Barbed-wire Ghost

Are these the shadows of the things that Will be, or are they shadows of things that May be, only? Charles Dickens, A Christmas Carol, 1843

 Do ghosts of the past or future haunt the present? The culmination of a three-month residency in Leipzig, PILOTENKUECHE is proud to present works of art by selected artists from around the globe who reinterpret the classic genre of ghost stories in a wide range of visual forms. The exhibition addresses the theme of hauntology, Jacques Derrida’s contention that specters of our collective past—or phantoms of what might have been—prey on the present, lingering in the margins of our peripheral vision. 

Ghosts are popular

 Ghost stories have always been a popular genre. Over time, these beliefs have accrued and solidified into ghostlore, gems of wisdom regarding the supernatural passed down by our ancestors. The universality of ghost stories across different cultures reveals that our relationship with the past is anything but linear and straightforward.
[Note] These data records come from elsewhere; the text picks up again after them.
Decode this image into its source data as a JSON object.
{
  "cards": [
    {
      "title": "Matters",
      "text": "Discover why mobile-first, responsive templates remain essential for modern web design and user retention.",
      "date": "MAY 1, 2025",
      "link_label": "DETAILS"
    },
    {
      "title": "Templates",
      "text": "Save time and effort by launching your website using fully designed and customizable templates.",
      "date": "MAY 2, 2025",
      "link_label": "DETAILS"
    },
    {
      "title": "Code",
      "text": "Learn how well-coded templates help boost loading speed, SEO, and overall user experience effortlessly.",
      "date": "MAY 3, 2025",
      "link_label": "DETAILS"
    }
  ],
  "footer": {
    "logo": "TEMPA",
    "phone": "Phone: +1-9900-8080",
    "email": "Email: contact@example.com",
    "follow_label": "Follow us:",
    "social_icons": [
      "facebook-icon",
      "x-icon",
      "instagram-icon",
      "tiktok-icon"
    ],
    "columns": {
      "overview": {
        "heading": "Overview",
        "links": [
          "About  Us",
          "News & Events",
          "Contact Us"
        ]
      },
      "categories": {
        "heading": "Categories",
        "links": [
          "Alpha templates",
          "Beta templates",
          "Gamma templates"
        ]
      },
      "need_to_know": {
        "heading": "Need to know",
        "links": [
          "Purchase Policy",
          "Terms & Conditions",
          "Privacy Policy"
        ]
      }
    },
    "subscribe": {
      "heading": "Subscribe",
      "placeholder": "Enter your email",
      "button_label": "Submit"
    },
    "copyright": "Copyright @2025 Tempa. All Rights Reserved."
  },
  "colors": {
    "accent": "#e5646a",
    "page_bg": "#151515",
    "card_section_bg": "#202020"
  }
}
Phantoms come in many forms: close encounters with death, inner demons, echoes from across the room, nostalgia for a time since lost, and, of course, the unbidden memories that resurface as we go about our day. Specters and wraiths make their presence felt in different ways. Goosebumps on the back of your neck, shadows in the distance, a stray whisper in the wind, a fleeting sense of déjà vu…. These are the moments when we are most in touch with the invisible energy that surrounds us, always present but forever just out of reach. 


 Ghostlore suggests that trauma, especially, begets phantoms and apparitions. Stories with a sudden or violent ending leave behind scars, making us feel as if they are never fully resolved. Perversely, we cling stubbornly to the most painful memories of our past—or fantasize obsessively about the paths that we ultimately did not take. The choices that we did indeed make, however, led us here, to the present moment and this particular exhibition, where eleven artists bravely reveal their personal ghost stories to the public. 

We all have our ghost stories

The specters on display are both emotional and material: traces of prior artistic experimentation intermingle with subconscious fears, childhood memories, and wistful reveries. The resulting objects revisit past events while also capturing potential futures that are yet to come. Thus, in the exhibition space, the distinction between past, present, and future collapses. History, time, and the otherworldly are given physical form through pigment, shadow, glass, and clay. As the artists lay their psyches bare, visitors are invited to contemplate the ongoing history of their own lives, as well as the people and places who they themselves might one day haunt. Do you dare to find beauty even in darkness? Or seize an unexpected opportunity to rewrite the course of your future? 


Displayed in a former barbed-wire factory, now repurposed as a nonprofit art space, the exhibition also alludes to Leipzig’s unique economic history and post-industrial identity. Due to changing political and commercial circumstances, the city contains many abandoned buildings that lie empty or serve ends radically different from those for which they were originally constructed. Barbed-Wire Ghost examines the significance of Leipzig’s industrial archeology, revealing that the past can be tangible—and that, much like people, buildings can also have afterlives.

Sensory perception

While working in their studios over the past three months, the artists may have sensed the presence of the ghosts who haunt this erstwhile manufacturing complex, where factory workers previously performed labor. A city that was once part of the DDR, Leipzig is also the perfect place to pose new questions about our collective relationship with the past: how should we come to terms with stories, both personal and political, that have ceased to have a future? 

Perhaps ghosts have important messages to share, if only we would listen. The works of art on display imply that we cannot ever truly let go of the past—or, perhaps, that the past cannot let go of us.

curators Raffaella Matrone and Natalie McCann

Barbed-wire Ghost

Vernissage: 16 March 7-10 PM
Open: Sun 17 – Wed 20 March 4-8 PM

Franz-Flemming-Str 9
04179 Leipzig

International artists:
Ale (BR)
Bram Engelaar (NL)
Seth Birch (US)
Ai Huang (CN)
Eunjin kim (KR)
Saverio Bonelli (IT)
Nora Neagoe (RO/UK)
Léonie von Saldern (DE)
Aya Ando (JP)

Local artists:
Dagmar Zehnel (DE)
Tianxu Liu (CN)

Raffaella Matrone (IT/UK)
Natalie McCann (US)

Margot Lallier (FR)
Kintija Avena (LV)
Boram Choi (KR)
Jonas Lamoliatte (FR)